- Opening Delimiter -

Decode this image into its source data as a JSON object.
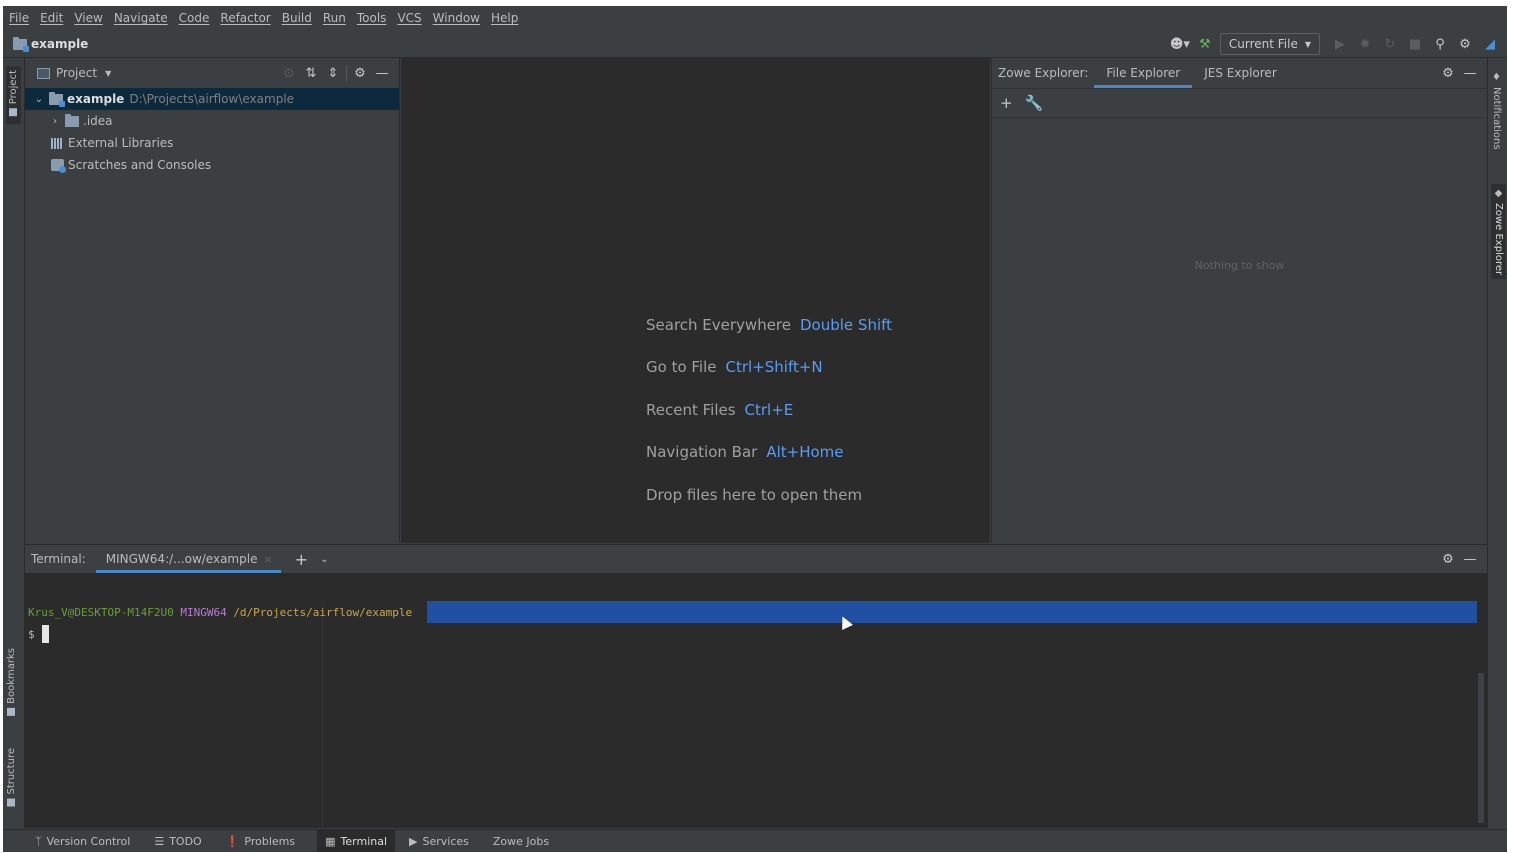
{
  "menu": [
    "File",
    "Edit",
    "View",
    "Navigate",
    "Code",
    "Refactor",
    "Build",
    "Run",
    "Tools",
    "VCS",
    "Window",
    "Help"
  ],
  "navbar": {
    "project_name": "example",
    "run_config": "Current File"
  },
  "left_stripe": {
    "project_tab": "Project",
    "bookmarks_tab": "Bookmarks",
    "structure_tab": "Structure"
  },
  "right_stripe": {
    "notifications_tab": "Notifications",
    "zowe_tab": "Zowe Explorer"
  },
  "project_panel": {
    "title": "Project",
    "tree": {
      "root_name": "example",
      "root_path": "D:\\Projects\\airflow\\example",
      "idea": ".idea",
      "external_libraries": "External Libraries",
      "scratches": "Scratches and Consoles"
    }
  },
  "editor_hints": [
    {
      "label": "Search Everywhere",
      "key": "Double Shift"
    },
    {
      "label": "Go to File",
      "key": "Ctrl+Shift+N"
    },
    {
      "label": "Recent Files",
      "key": "Ctrl+E"
    },
    {
      "label": "Navigation Bar",
      "key": "Alt+Home"
    },
    {
      "label": "Drop files here to open them",
      "key": ""
    }
  ],
  "zowe_panel": {
    "label": "Zowe Explorer:",
    "tabs": [
      "File Explorer",
      "JES Explorer"
    ],
    "active_tab": "File Explorer",
    "empty_text": "Nothing to show"
  },
  "terminal": {
    "label": "Terminal:",
    "tab_title": "MINGW64:/...ow/example",
    "prompt_user": "Krus_V@DESKTOP-M14F2U0",
    "prompt_shell": "MINGW64",
    "prompt_path": "/d/Projects/airflow/example",
    "prompt_symbol": "$"
  },
  "statusbar": {
    "items": [
      "Version Control",
      "TODO",
      "Problems",
      "Terminal",
      "Services",
      "Zowe Jobs"
    ],
    "active": "Terminal"
  },
  "colors": {
    "accent": "#4a88c7",
    "selection": "#2150a3",
    "shortcut": "#589df6"
  }
}
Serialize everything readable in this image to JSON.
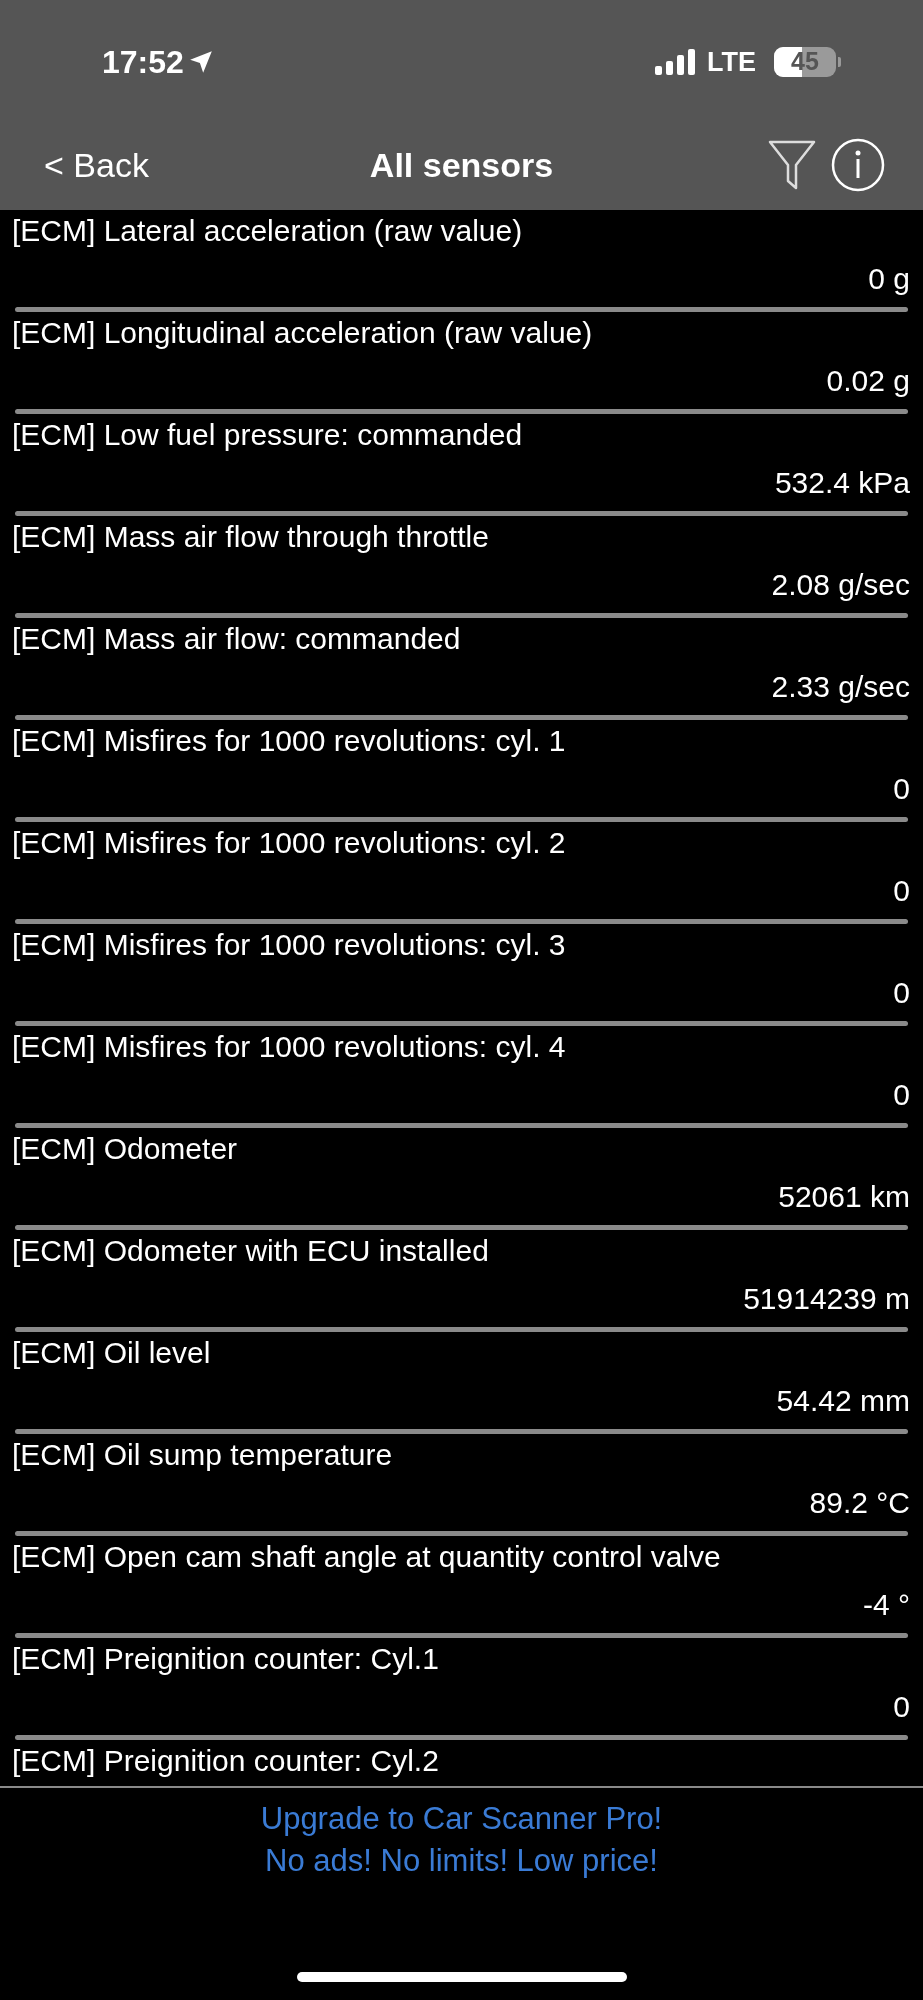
{
  "status_bar": {
    "time": "17:52",
    "network": "LTE",
    "battery": "45"
  },
  "nav": {
    "back": "< Back",
    "title": "All sensors"
  },
  "sensors": [
    {
      "name": "[ECM] Lateral acceleration (raw value)",
      "value": "0 g"
    },
    {
      "name": "[ECM] Longitudinal acceleration (raw value)",
      "value": "0.02 g"
    },
    {
      "name": "[ECM] Low fuel pressure: commanded",
      "value": "532.4 kPa"
    },
    {
      "name": "[ECM] Mass air flow through throttle",
      "value": "2.08 g/sec"
    },
    {
      "name": "[ECM] Mass air flow: commanded",
      "value": "2.33 g/sec"
    },
    {
      "name": "[ECM] Misfires for 1000 revolutions: cyl. 1",
      "value": "0"
    },
    {
      "name": "[ECM] Misfires for 1000 revolutions: cyl. 2",
      "value": "0"
    },
    {
      "name": "[ECM] Misfires for 1000 revolutions: cyl. 3",
      "value": "0"
    },
    {
      "name": "[ECM] Misfires for 1000 revolutions: cyl. 4",
      "value": "0"
    },
    {
      "name": "[ECM] Odometer",
      "value": "52061 km"
    },
    {
      "name": "[ECM] Odometer with ECU installed",
      "value": "51914239 m"
    },
    {
      "name": "[ECM] Oil level",
      "value": "54.42 mm"
    },
    {
      "name": "[ECM] Oil sump temperature",
      "value": "89.2 °C"
    },
    {
      "name": "[ECM] Open cam shaft angle at quantity control valve",
      "value": "-4 °"
    },
    {
      "name": "[ECM] Preignition counter: Cyl.1",
      "value": "0"
    },
    {
      "name": "[ECM] Preignition counter: Cyl.2"
    }
  ],
  "ad": [
    "Upgrade to Car Scanner Pro!",
    "No ads! No limits! Low price!"
  ]
}
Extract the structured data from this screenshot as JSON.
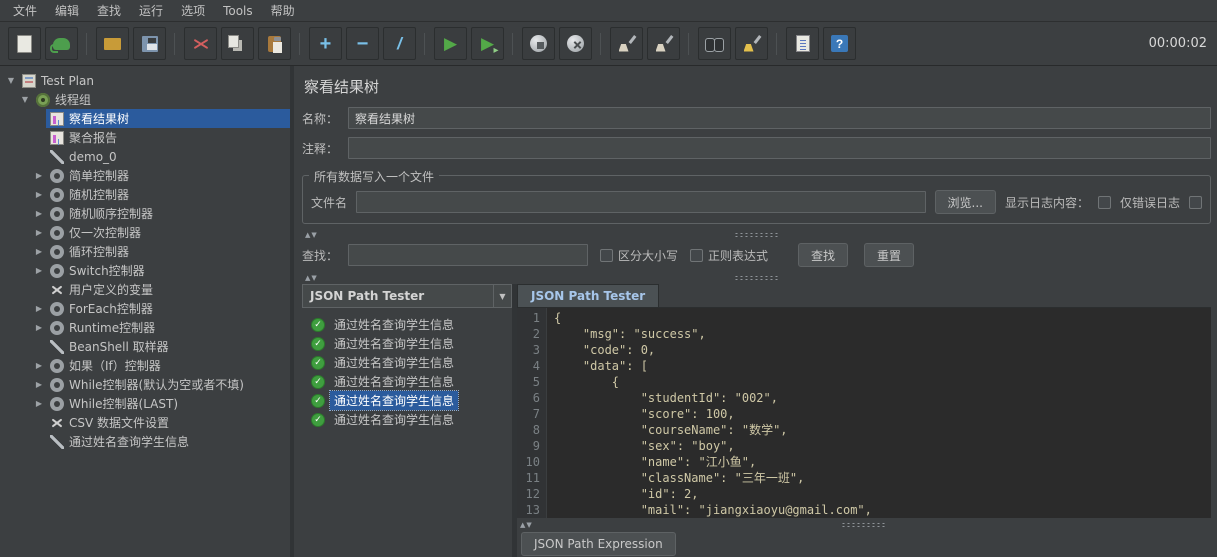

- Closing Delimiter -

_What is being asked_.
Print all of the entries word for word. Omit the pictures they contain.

_Exercise output_.
Decode this image into its source data as a JSON object.
{
  "menu": [
    "File",
    "Edit",
    "View",
    "Navigate",
    "Code",
    "Refactor",
    "Build",
    "Run",
    "Tools",
    "VCS",
    "Window",
    "Help"
  ],
  "navbar": {
    "project_name": "example",
    "run_config": "Current File"
  },
  "left_stripe": {
    "project_tab": "Project",
    "bookmarks_tab": "Bookmarks",
    "structure_tab": "Structure"
  },
  "right_stripe": {
    "notifications_tab": "Notifications",
    "zowe_tab": "Zowe Explorer"
  },
  "project_panel": {
    "title": "Project",
    "tree": {
      "root_name": "example",
      "root_path": "D:\\Projects\\airflow\\example",
      "idea": ".idea",
      "external_libraries": "External Libraries",
      "scratches": "Scratches and Consoles"
    }
  },
  "editor_hints": [
    {
      "label": "Search Everywhere",
      "key": "Double Shift"
    },
    {
      "label": "Go to File",
      "key": "Ctrl+Shift+N"
    },
    {
      "label": "Recent Files",
      "key": "Ctrl+E"
    },
    {
      "label": "Navigation Bar",
      "key": "Alt+Home"
    },
    {
      "label": "Drop files here to open them",
      "key": ""
    }
  ],
  "zowe_panel": {
    "label": "Zowe Explorer:",
    "tabs": [
      "File Explorer",
      "JES Explorer"
    ],
    "active_tab": "File Explorer",
    "empty_text": "Nothing to show"
  },
  "terminal": {
    "label": "Terminal:",
    "tab_title": "MINGW64:/...ow/example",
    "prompt_user": "Krus_V@DESKTOP-M14F2U0",
    "prompt_shell": "MINGW64",
    "prompt_path": "/d/Projects/airflow/example",
    "prompt_symbol": "$"
  },
  "statusbar": {
    "items": [
      "Version Control",
      "TODO",
      "Problems",
      "Terminal",
      "Services",
      "Zowe Jobs"
    ],
    "active": "Terminal"
  },
  "colors": {
    "accent": "#4a88c7",
    "selection": "#2150a3",
    "shortcut": "#589df6"
  }
}
Serialize everything readable in this image to JSON.
{
  "status_bar": {
    "time": "17:52",
    "network": "LTE",
    "battery": "45"
  },
  "nav": {
    "back": "< Back",
    "title": "All sensors"
  },
  "sensors": [
    {
      "name": "[ECM] Lateral acceleration (raw value)",
      "value": "0 g"
    },
    {
      "name": "[ECM] Longitudinal acceleration (raw value)",
      "value": "0.02 g"
    },
    {
      "name": "[ECM] Low fuel pressure: commanded",
      "value": "532.4 kPa"
    },
    {
      "name": "[ECM] Mass air flow through throttle",
      "value": "2.08 g/sec"
    },
    {
      "name": "[ECM] Mass air flow: commanded",
      "value": "2.33 g/sec"
    },
    {
      "name": "[ECM] Misfires for 1000 revolutions: cyl. 1",
      "value": "0"
    },
    {
      "name": "[ECM] Misfires for 1000 revolutions: cyl. 2",
      "value": "0"
    },
    {
      "name": "[ECM] Misfires for 1000 revolutions: cyl. 3",
      "value": "0"
    },
    {
      "name": "[ECM] Misfires for 1000 revolutions: cyl. 4",
      "value": "0"
    },
    {
      "name": "[ECM] Odometer",
      "value": "52061 km"
    },
    {
      "name": "[ECM] Odometer with ECU installed",
      "value": "51914239 m"
    },
    {
      "name": "[ECM] Oil level",
      "value": "54.42 mm"
    },
    {
      "name": "[ECM] Oil sump temperature",
      "value": "89.2 °C"
    },
    {
      "name": "[ECM] Open cam shaft angle at quantity control valve",
      "value": "-4 °"
    },
    {
      "name": "[ECM] Preignition counter: Cyl.1",
      "value": "0"
    },
    {
      "name": "[ECM] Preignition counter: Cyl.2"
    }
  ],
  "ad": [
    "Upgrade to Car Scanner Pro!",
    "No ads! No limits! Low price!"
  ]
}
Extract the structured data from this screenshot as JSON.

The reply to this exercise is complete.